• [ACTION ITEM] Say how many lines of the listing below include the string "screenshot" and add nothing else.

• [PROVIDED RECORDS]
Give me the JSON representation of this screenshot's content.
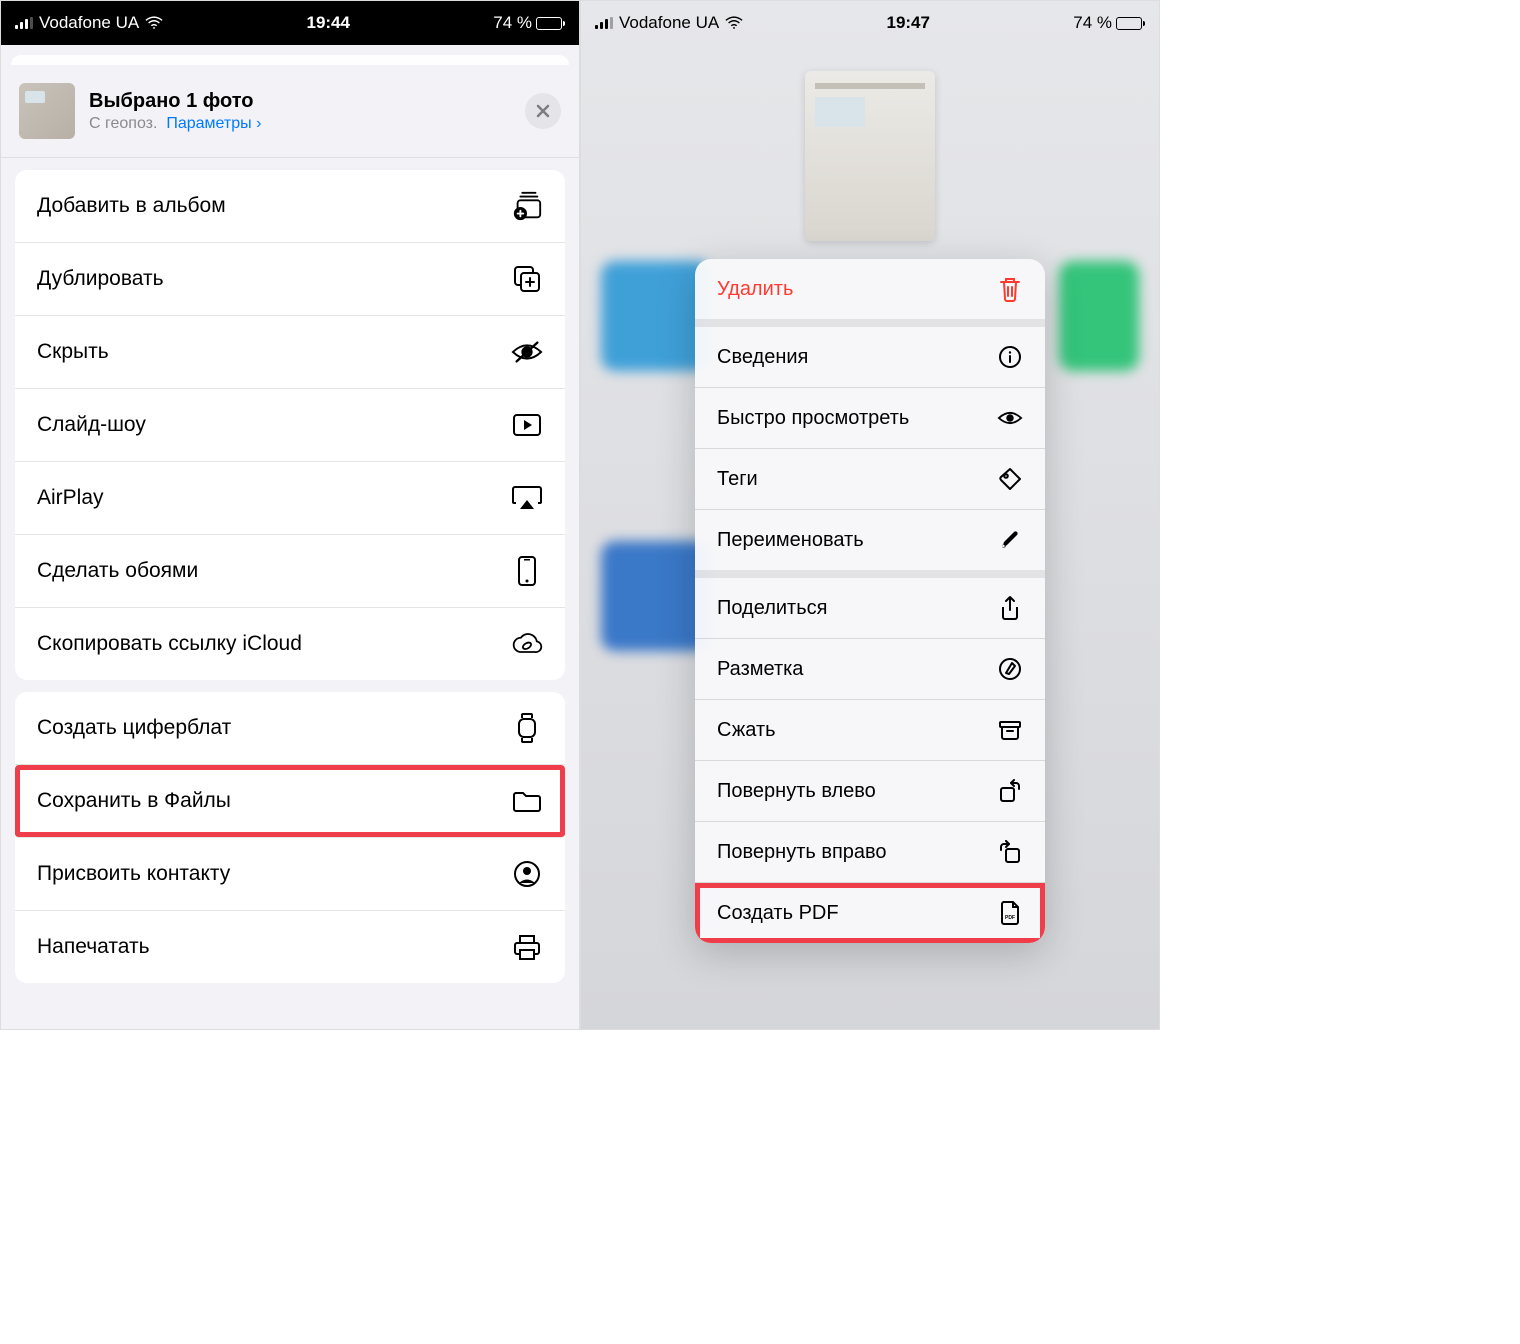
{
  "left": {
    "status": {
      "carrier": "Vodafone UA",
      "time": "19:44",
      "battery_pct": "74 %"
    },
    "header": {
      "title": "Выбрано 1 фото",
      "subtitle_prefix": "С геопоз.",
      "subtitle_link": "Параметры ›"
    },
    "groups": [
      [
        {
          "label": "Добавить в альбом",
          "icon": "add-album"
        },
        {
          "label": "Дублировать",
          "icon": "duplicate"
        },
        {
          "label": "Скрыть",
          "icon": "hide"
        },
        {
          "label": "Слайд-шоу",
          "icon": "slideshow"
        },
        {
          "label": "AirPlay",
          "icon": "airplay"
        },
        {
          "label": "Сделать обоями",
          "icon": "wallpaper"
        },
        {
          "label": "Скопировать ссылку iCloud",
          "icon": "icloud-link"
        }
      ],
      [
        {
          "label": "Создать циферблат",
          "icon": "watchface"
        },
        {
          "label": "Сохранить в Файлы",
          "icon": "folder",
          "highlight": true
        },
        {
          "label": "Присвоить контакту",
          "icon": "contact"
        },
        {
          "label": "Напечатать",
          "icon": "print"
        }
      ]
    ]
  },
  "right": {
    "status": {
      "carrier": "Vodafone UA",
      "time": "19:47",
      "battery_pct": "74 %"
    },
    "menu": [
      [
        {
          "label": "Удалить",
          "icon": "trash",
          "danger": true
        }
      ],
      [
        {
          "label": "Сведения",
          "icon": "info"
        },
        {
          "label": "Быстро просмотреть",
          "icon": "eye"
        },
        {
          "label": "Теги",
          "icon": "tag"
        },
        {
          "label": "Переименовать",
          "icon": "pencil"
        }
      ],
      [
        {
          "label": "Поделиться",
          "icon": "share"
        },
        {
          "label": "Разметка",
          "icon": "markup"
        },
        {
          "label": "Сжать",
          "icon": "archive"
        },
        {
          "label": "Повернуть влево",
          "icon": "rotate-left"
        },
        {
          "label": "Повернуть вправо",
          "icon": "rotate-right"
        },
        {
          "label": "Создать PDF",
          "icon": "pdf",
          "highlight": true
        }
      ]
    ]
  }
}
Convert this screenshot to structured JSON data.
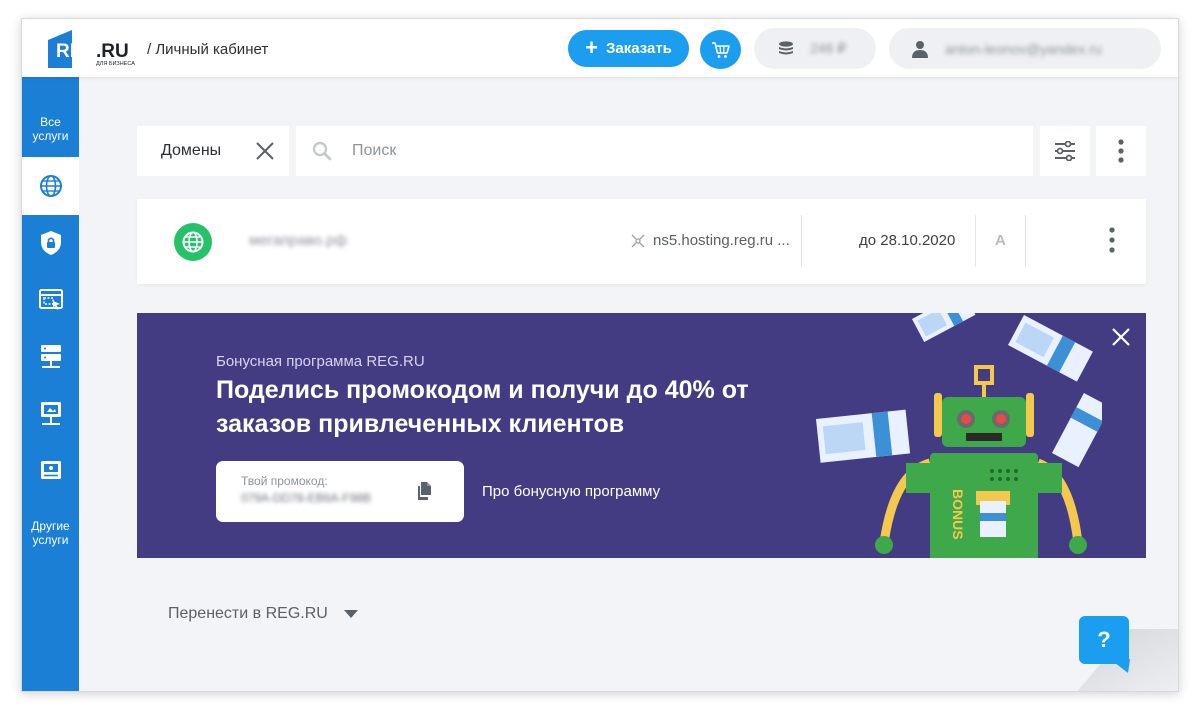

• [WORKED SOLUTION] 2